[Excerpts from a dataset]
=== Section Start ===

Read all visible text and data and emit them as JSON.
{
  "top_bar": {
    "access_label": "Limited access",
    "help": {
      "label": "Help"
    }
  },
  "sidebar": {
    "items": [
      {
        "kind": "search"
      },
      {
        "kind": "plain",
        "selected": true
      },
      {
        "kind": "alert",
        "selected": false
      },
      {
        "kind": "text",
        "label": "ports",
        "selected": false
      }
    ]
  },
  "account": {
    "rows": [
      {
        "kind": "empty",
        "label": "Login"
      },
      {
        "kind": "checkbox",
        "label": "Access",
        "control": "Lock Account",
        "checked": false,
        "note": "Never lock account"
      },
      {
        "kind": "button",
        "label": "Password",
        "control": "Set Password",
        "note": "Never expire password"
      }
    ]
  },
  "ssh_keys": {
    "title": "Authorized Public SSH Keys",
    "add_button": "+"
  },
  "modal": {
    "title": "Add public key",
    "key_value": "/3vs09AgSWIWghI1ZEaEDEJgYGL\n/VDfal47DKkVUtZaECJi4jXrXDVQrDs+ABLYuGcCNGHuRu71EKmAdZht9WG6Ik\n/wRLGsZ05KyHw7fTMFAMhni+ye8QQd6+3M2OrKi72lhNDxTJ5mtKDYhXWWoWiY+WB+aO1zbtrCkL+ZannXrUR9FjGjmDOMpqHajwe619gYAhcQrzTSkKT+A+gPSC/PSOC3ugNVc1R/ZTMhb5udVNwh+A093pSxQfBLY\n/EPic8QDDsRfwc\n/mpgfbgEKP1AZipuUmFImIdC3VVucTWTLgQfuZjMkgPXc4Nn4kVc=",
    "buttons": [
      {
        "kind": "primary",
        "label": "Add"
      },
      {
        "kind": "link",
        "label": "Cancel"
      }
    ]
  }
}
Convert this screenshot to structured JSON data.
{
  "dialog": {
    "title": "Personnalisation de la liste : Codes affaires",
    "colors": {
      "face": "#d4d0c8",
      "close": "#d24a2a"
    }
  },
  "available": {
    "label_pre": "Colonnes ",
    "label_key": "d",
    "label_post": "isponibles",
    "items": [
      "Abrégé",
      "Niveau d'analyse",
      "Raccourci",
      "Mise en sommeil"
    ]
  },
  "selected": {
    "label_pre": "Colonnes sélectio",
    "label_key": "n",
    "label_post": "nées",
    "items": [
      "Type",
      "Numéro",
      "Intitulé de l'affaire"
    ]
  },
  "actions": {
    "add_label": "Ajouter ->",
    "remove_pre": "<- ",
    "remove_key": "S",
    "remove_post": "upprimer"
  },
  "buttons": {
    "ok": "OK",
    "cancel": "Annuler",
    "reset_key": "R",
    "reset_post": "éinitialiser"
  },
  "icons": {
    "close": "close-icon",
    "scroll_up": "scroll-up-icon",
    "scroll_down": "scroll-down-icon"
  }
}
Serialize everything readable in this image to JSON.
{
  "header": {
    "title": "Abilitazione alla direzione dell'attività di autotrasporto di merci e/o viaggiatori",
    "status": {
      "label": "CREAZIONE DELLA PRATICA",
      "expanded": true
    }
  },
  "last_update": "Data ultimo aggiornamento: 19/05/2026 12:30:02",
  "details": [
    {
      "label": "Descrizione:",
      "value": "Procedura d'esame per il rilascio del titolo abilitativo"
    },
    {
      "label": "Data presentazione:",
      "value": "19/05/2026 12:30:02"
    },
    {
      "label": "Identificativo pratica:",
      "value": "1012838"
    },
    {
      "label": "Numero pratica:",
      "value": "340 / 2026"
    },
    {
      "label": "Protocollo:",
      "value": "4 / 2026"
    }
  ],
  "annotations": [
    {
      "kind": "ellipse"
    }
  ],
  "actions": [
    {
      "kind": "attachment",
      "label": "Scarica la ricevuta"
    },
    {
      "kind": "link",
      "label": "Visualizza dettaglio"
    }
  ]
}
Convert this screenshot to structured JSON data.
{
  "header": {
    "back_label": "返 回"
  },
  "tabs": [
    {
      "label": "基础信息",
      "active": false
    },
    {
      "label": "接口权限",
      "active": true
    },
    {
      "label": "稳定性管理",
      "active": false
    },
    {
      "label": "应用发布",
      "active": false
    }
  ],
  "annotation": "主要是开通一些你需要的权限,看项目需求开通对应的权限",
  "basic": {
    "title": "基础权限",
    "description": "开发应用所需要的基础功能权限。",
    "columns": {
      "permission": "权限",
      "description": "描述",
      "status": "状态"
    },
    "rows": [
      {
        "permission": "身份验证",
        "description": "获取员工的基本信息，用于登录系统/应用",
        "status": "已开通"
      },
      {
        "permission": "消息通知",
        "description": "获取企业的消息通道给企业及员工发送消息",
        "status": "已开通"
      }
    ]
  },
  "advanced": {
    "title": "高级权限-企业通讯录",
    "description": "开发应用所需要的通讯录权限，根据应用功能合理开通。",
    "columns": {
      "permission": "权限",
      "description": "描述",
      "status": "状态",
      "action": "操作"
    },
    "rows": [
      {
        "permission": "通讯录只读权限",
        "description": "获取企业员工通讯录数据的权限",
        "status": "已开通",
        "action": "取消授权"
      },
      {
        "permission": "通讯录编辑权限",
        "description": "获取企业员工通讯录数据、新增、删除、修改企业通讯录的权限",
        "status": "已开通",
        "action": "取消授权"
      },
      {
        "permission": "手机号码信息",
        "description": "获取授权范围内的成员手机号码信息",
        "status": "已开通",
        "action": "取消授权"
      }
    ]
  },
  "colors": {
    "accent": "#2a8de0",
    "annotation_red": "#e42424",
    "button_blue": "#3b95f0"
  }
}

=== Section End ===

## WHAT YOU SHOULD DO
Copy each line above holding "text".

## COMPLETED TASK
Read all visible text and data and emit them as JSON.
        "kind": "text",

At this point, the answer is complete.